At North Central College, applied mathematics majors must pursue a minor in a relevant area of study. Students can choose one of the following to fulfill this requirement:

  • Biology
  • Biochemistry
  • Chemistry
  • Computer Science
  • Economics
  • Environmental Studies
  • Finance
  • Neuroscience
  • Physics
  • Psychology

#4 Degrees Paired with a Mathematics Minor

For students interested in multiple subjects, a mathematics minor can complement a number of other degrees. Some of the most common majors students can pair with a math minor include:

  • Accounting
  • Biology
  • Business Economics
  • Chemistry
  • Computer Science
  • Engineering
  • Financial Management
  • Physics

Earning a mathematics minor alongside another major provides students several professional benefits, even outside of math-heavy fields. Mathematics courses offer students logic expertise, general problem-solving skills, and an intuition for the world around them—all of which can be applied in any pursuit.

Mathematics minor requirements vary by college, but usually involve taking some of the primary courses associated with a math major. For example, getting a mathematics minor will require a minimum of 24 calculus credits at North Central College. Core classes include taking Calculus I, Calculus II and Calculus III.

In addition to the core calculus credits, students can also choose from a variety of electives to complete their minor.
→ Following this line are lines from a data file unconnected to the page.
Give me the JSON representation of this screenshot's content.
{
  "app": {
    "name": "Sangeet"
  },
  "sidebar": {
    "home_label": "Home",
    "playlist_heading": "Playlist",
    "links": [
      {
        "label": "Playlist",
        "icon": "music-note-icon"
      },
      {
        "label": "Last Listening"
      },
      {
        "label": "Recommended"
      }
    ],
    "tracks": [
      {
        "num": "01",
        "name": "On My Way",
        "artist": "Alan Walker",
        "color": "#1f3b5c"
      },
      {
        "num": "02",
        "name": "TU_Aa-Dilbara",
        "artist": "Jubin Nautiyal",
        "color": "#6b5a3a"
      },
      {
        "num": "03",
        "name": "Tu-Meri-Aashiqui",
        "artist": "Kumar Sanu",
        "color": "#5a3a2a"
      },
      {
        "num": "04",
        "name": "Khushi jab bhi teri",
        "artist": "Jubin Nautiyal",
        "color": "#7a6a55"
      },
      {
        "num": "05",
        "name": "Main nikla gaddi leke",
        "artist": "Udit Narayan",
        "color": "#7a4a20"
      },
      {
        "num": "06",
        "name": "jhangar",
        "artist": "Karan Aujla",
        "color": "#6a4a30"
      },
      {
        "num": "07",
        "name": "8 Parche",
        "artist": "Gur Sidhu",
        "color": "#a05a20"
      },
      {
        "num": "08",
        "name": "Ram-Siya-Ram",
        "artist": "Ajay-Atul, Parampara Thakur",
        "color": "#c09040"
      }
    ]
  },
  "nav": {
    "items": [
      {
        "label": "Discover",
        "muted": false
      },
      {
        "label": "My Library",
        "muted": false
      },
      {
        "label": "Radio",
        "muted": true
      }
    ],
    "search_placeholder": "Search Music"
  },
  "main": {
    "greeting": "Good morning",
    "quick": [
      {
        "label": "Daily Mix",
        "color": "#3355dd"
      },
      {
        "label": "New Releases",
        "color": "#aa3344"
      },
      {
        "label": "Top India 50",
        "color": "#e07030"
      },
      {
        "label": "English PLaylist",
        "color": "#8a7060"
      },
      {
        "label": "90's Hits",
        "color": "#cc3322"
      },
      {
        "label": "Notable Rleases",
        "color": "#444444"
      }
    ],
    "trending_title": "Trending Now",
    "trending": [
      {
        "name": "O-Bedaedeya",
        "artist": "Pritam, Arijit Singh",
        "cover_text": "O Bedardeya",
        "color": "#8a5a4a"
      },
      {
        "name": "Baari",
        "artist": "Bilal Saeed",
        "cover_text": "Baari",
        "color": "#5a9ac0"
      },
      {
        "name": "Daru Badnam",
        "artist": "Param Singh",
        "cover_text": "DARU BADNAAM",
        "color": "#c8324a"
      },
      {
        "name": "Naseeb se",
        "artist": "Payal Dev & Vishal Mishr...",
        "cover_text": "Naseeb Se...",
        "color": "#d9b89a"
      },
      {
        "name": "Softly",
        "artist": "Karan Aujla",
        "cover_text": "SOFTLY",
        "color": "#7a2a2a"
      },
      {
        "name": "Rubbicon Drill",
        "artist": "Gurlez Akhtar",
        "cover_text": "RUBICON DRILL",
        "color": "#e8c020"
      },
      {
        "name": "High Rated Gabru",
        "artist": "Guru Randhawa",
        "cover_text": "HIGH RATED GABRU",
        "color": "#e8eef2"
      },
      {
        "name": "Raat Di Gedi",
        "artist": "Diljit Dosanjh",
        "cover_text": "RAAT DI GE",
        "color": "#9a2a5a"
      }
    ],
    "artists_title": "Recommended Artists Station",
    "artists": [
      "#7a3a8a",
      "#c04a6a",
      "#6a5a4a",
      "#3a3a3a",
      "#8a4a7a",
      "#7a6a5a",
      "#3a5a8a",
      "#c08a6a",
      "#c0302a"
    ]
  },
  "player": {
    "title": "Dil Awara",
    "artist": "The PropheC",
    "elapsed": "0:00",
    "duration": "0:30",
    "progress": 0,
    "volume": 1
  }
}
Elective options include:

  • Mathematical Theory of Interest
  • Probability
  • Linear Algebra
  • Mathematical Economics
  • Data Analytics
  • Quantum Mechanics
  • The Nature of Proofs

Additional Math Degree Options
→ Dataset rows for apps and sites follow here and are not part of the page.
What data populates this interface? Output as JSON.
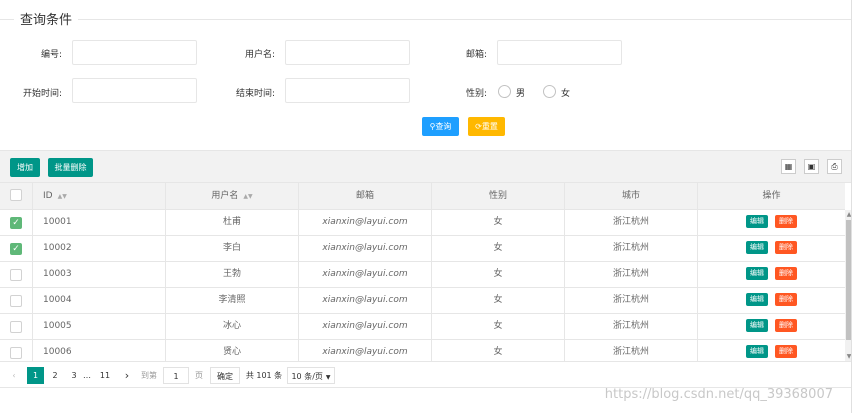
{
  "search": {
    "title": "查询条件",
    "fields": [
      {
        "label": "编号:",
        "value": ""
      },
      {
        "label": "用户名:",
        "value": ""
      },
      {
        "label": "邮箱:",
        "value": ""
      },
      {
        "label": "开始时间:",
        "value": ""
      },
      {
        "label": "结束时间:",
        "value": ""
      }
    ],
    "gender_label": "性别:",
    "gender_options": [
      "男",
      "女"
    ],
    "query_button": "查询",
    "reset_button": "重置"
  },
  "toolbar": {
    "add_button": "增加",
    "batch_delete_button": "批量删除",
    "icons": [
      "columns-icon",
      "export-icon",
      "print-icon"
    ]
  },
  "table": {
    "columns": [
      "ID",
      "用户名",
      "邮箱",
      "性别",
      "城市",
      "操作"
    ],
    "rows": [
      {
        "checked": true,
        "id": "10001",
        "username": "杜甫",
        "email": "xianxin@layui.com",
        "gender": "女",
        "city": "浙江杭州"
      },
      {
        "checked": true,
        "id": "10002",
        "username": "李白",
        "email": "xianxin@layui.com",
        "gender": "女",
        "city": "浙江杭州"
      },
      {
        "checked": false,
        "id": "10003",
        "username": "王勃",
        "email": "xianxin@layui.com",
        "gender": "女",
        "city": "浙江杭州"
      },
      {
        "checked": false,
        "id": "10004",
        "username": "李清照",
        "email": "xianxin@layui.com",
        "gender": "女",
        "city": "浙江杭州"
      },
      {
        "checked": false,
        "id": "10005",
        "username": "冰心",
        "email": "xianxin@layui.com",
        "gender": "女",
        "city": "浙江杭州"
      },
      {
        "checked": false,
        "id": "10006",
        "username": "贤心",
        "email": "xianxin@layui.com",
        "gender": "女",
        "city": "浙江杭州"
      }
    ],
    "edit_label": "编辑",
    "delete_label": "删除"
  },
  "pager": {
    "pages": [
      "1",
      "2",
      "3",
      "…",
      "11"
    ],
    "current": "1",
    "goto_prefix": "到第",
    "goto_value": "1",
    "goto_suffix": "页",
    "confirm": "确定",
    "total": "共 101 条",
    "per_page": "10 条/页"
  },
  "watermark": "https://blog.csdn.net/qq_39368007",
  "colors": {
    "primary": "#009688",
    "blue": "#1e9fff",
    "orange": "#ffb800",
    "danger": "#ff5722",
    "check": "#5fb878"
  }
}
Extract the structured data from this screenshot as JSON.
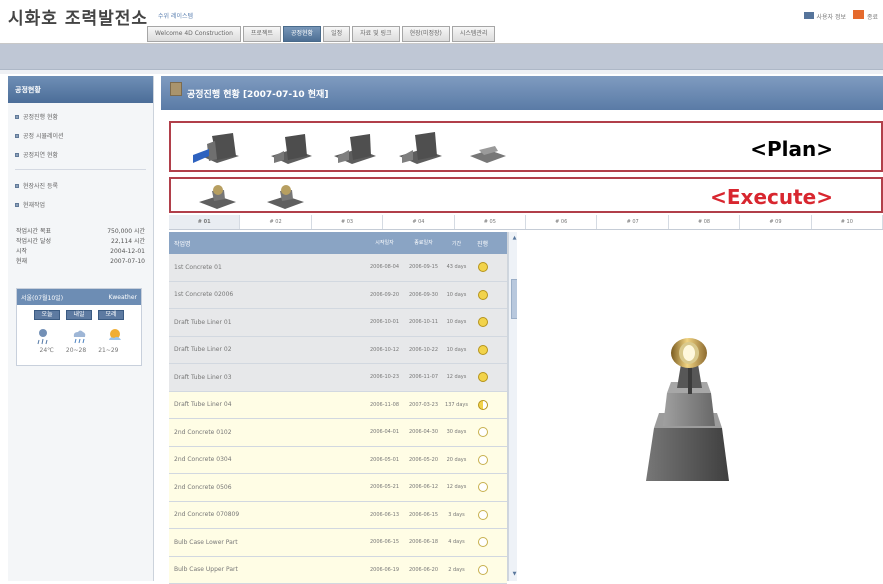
{
  "header": {
    "brand": "시화호 조력발전소",
    "subtitle": "수위 레이스템",
    "right_link_1": "사용자 정보",
    "right_link_2": "종료"
  },
  "nav": [
    "Welcome 4D Construction",
    "프로젝트",
    "공정현황",
    "일정",
    "자료 및 링크",
    "현장(미정장)",
    "시스템관리"
  ],
  "sidebar": {
    "title": "공정현황",
    "items": [
      "공정진행 현황",
      "공정 시뮬레이션",
      "공정지연 현황",
      "현장사진 등록",
      "현재작업"
    ],
    "stats": [
      {
        "label": "작업시간 목표",
        "value": "750,000 시간"
      },
      {
        "label": "작업시간 달성",
        "value": "22,114 시간"
      },
      {
        "label": "시작",
        "value": "2004-12-01"
      },
      {
        "label": "현재",
        "value": "2007-07-10"
      }
    ],
    "weather": {
      "title": "서울(07월10일)",
      "brand": "Kweather",
      "days": [
        "오늘",
        "내일",
        "모레"
      ],
      "temps": [
        "24℃",
        "20~28",
        "21~29"
      ]
    }
  },
  "main": {
    "title": "공정진행 현황 [2007-07-10 현재]",
    "plan_label": "<Plan>",
    "execute_label": "<Execute>",
    "tabs": [
      "# 01",
      "# 02",
      "# 03",
      "# 04",
      "# 05",
      "# 06",
      "# 07",
      "# 08",
      "# 09",
      "# 10"
    ],
    "columns": [
      "작업명",
      "시작일자",
      "종료일자",
      "기간",
      "진행"
    ],
    "rows": [
      {
        "name": "1st Concrete 01",
        "start": "2006-08-04",
        "end": "2006-09-15",
        "duration": "43 days",
        "status": "full",
        "band": "gray"
      },
      {
        "name": "1st Concrete 02006",
        "start": "2006-09-20",
        "end": "2006-09-30",
        "duration": "10 days",
        "status": "full",
        "band": "gray"
      },
      {
        "name": "Draft Tube Liner 01",
        "start": "2006-10-01",
        "end": "2006-10-11",
        "duration": "10 days",
        "status": "full",
        "band": "gray"
      },
      {
        "name": "Draft Tube Liner 02",
        "start": "2006-10-12",
        "end": "2006-10-22",
        "duration": "10 days",
        "status": "full",
        "band": "gray"
      },
      {
        "name": "Draft Tube Liner 03",
        "start": "2006-10-23",
        "end": "2006-11-07",
        "duration": "12 days",
        "status": "full",
        "band": "gray"
      },
      {
        "name": "Draft Tube Liner 04",
        "start": "2006-11-08",
        "end": "2007-03-23",
        "duration": "137 days",
        "status": "half",
        "band": "yellow"
      },
      {
        "name": "2nd Concrete 0102",
        "start": "2006-04-01",
        "end": "2006-04-30",
        "duration": "30 days",
        "status": "empty",
        "band": "yellow"
      },
      {
        "name": "2nd Concrete 0304",
        "start": "2006-05-01",
        "end": "2006-05-20",
        "duration": "20 days",
        "status": "empty",
        "band": "yellow"
      },
      {
        "name": "2nd Concrete 0506",
        "start": "2006-05-21",
        "end": "2006-06-12",
        "duration": "12 days",
        "status": "empty",
        "band": "yellow"
      },
      {
        "name": "2nd Concrete 070809",
        "start": "2006-06-13",
        "end": "2006-06-15",
        "duration": "3 days",
        "status": "empty",
        "band": "yellow"
      },
      {
        "name": "Bulb Case Lower Part",
        "start": "2006-06-15",
        "end": "2006-06-18",
        "duration": "4 days",
        "status": "empty",
        "band": "yellow"
      },
      {
        "name": "Bulb Case Upper Part",
        "start": "2006-06-19",
        "end": "2006-06-20",
        "duration": "2 days",
        "status": "empty",
        "band": "yellow"
      }
    ]
  }
}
In addition to pure and applied math, there are plenty of other degrees that incorporate mathematical principles. Some of the most popular math-related majors include:

  • Engineering – Engineers use math heavily on a constant basis, so pursuing this degree will certainly get you your fill. At schools like North Central College, there are three different concentrations within the engineering department: mechanical, electrical, and computer. Each of these majors will require a number of mathematics classes, including calculus, algebra, and data structures and algorithms.
  • Physics – Physics is regarded as the most math-intensive  degree path you can pursue within the sciences. Linear algebra, quantum mechanics, and engineering calculations are just a few of the core courses you’ll need to take for this major.
  • Computer Science – Computer science majors must take a number of mathematics courses in order to grasp this complex field. Data structures, discrete structures, and the design and analysis of algorithms are just a few of the core mathematics courses required for this degree.
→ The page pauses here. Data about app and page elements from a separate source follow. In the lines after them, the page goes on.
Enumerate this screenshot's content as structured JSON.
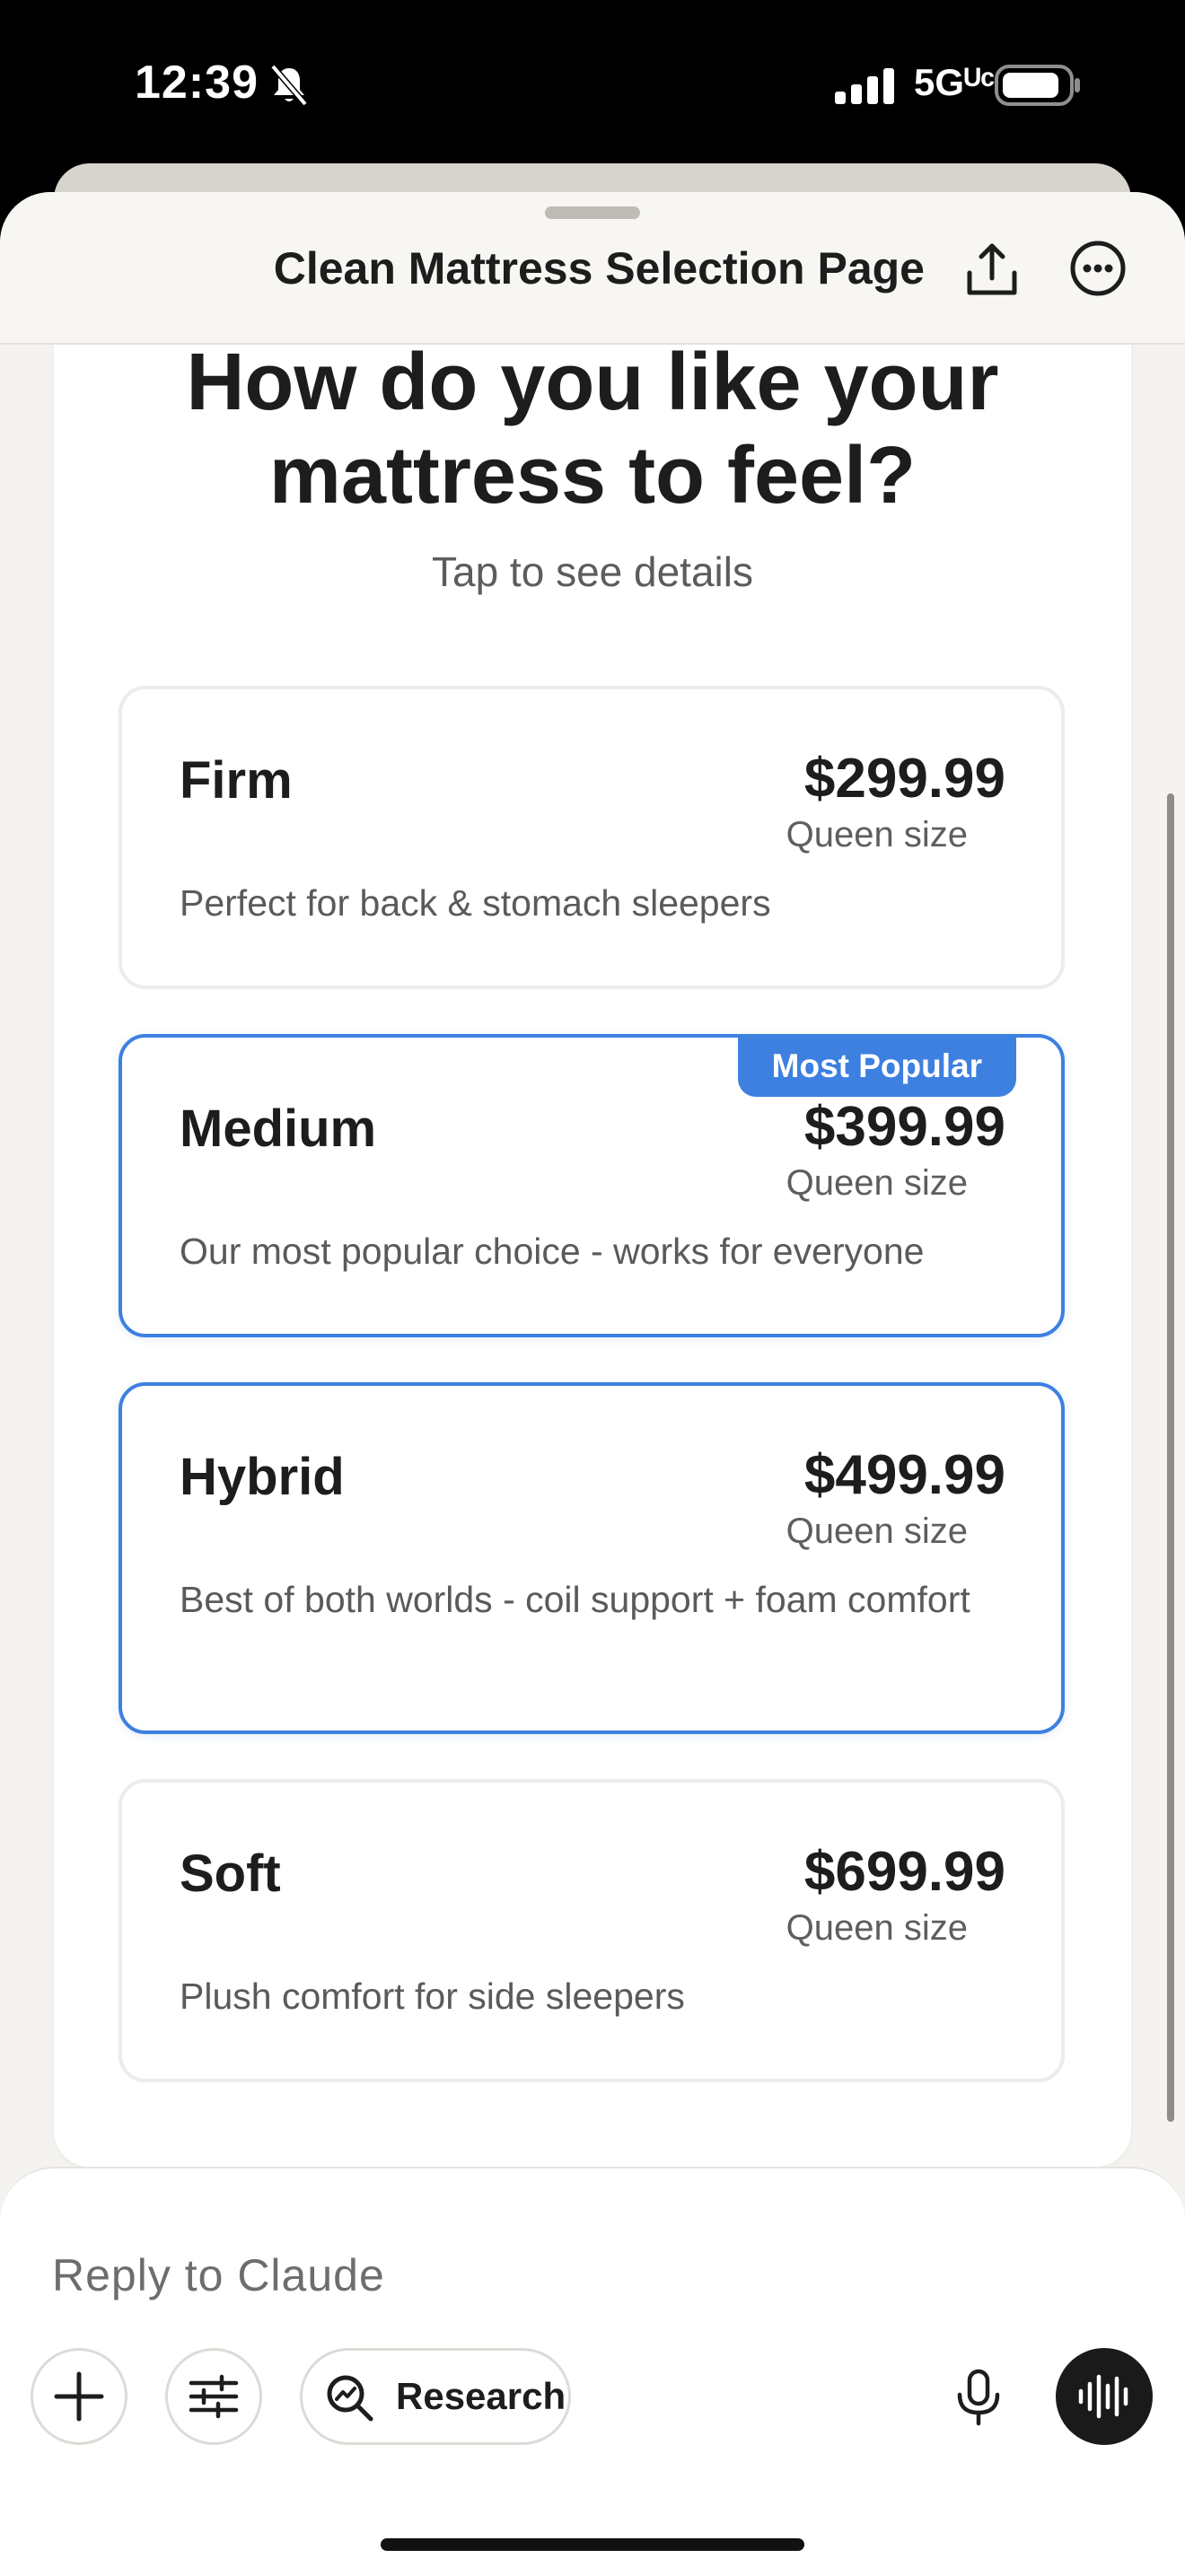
{
  "status_bar": {
    "time": "12:39",
    "network": "5Gᵁᶜ"
  },
  "header": {
    "title": "Clean Mattress Selection Page"
  },
  "main": {
    "question": "How do you like your mattress to feel?",
    "subtitle": "Tap to see details",
    "options": [
      {
        "name": "Firm",
        "price": "$299.99",
        "size": "Queen size",
        "description": "Perfect for back & stomach sleepers",
        "selected": false
      },
      {
        "name": "Medium",
        "price": "$399.99",
        "size": "Queen size",
        "description": "Our most popular choice - works for everyone",
        "selected": true,
        "badge": "Most Popular"
      },
      {
        "name": "Hybrid",
        "price": "$499.99",
        "size": "Queen size",
        "description": "Best of both worlds - coil support + foam comfort",
        "selected": true
      },
      {
        "name": "Soft",
        "price": "$699.99",
        "size": "Queen size",
        "description": "Plush comfort for side sleepers",
        "selected": false
      }
    ]
  },
  "composer": {
    "placeholder": "Reply to Claude",
    "research_label": "Research"
  },
  "colors": {
    "accent": "#3d80e0",
    "background": "#f4f3ef"
  }
}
Find Your Path in Mathematics

As you can see, a  math major creates a great deal of possibilities. Between science, art, and industry, a degree in mathematics can carry you virtually anywhere. But taking the first step is up to you. Start by finding a college that will give you the math and science courses you need with the highest-quality instruction--a place like North Central College.

At North Central, students have a wide array of options when it comes to their major. Our curriculum is thorough, diverse, and most importantly, customizable, so you can create the degree program best suited to you.Get started by filling out our request information form and you’ll receive the resources necessary to make the right decision for your future.

Jacob Imm is a communications specialist in the North Central College Office of Marketing and Communications. He has 10 years of collegiate communications experience and has worked with hundreds of college students. He has a bachelor’s degree from the University of Notre Dame and a master’s degree from Northern Illinois University.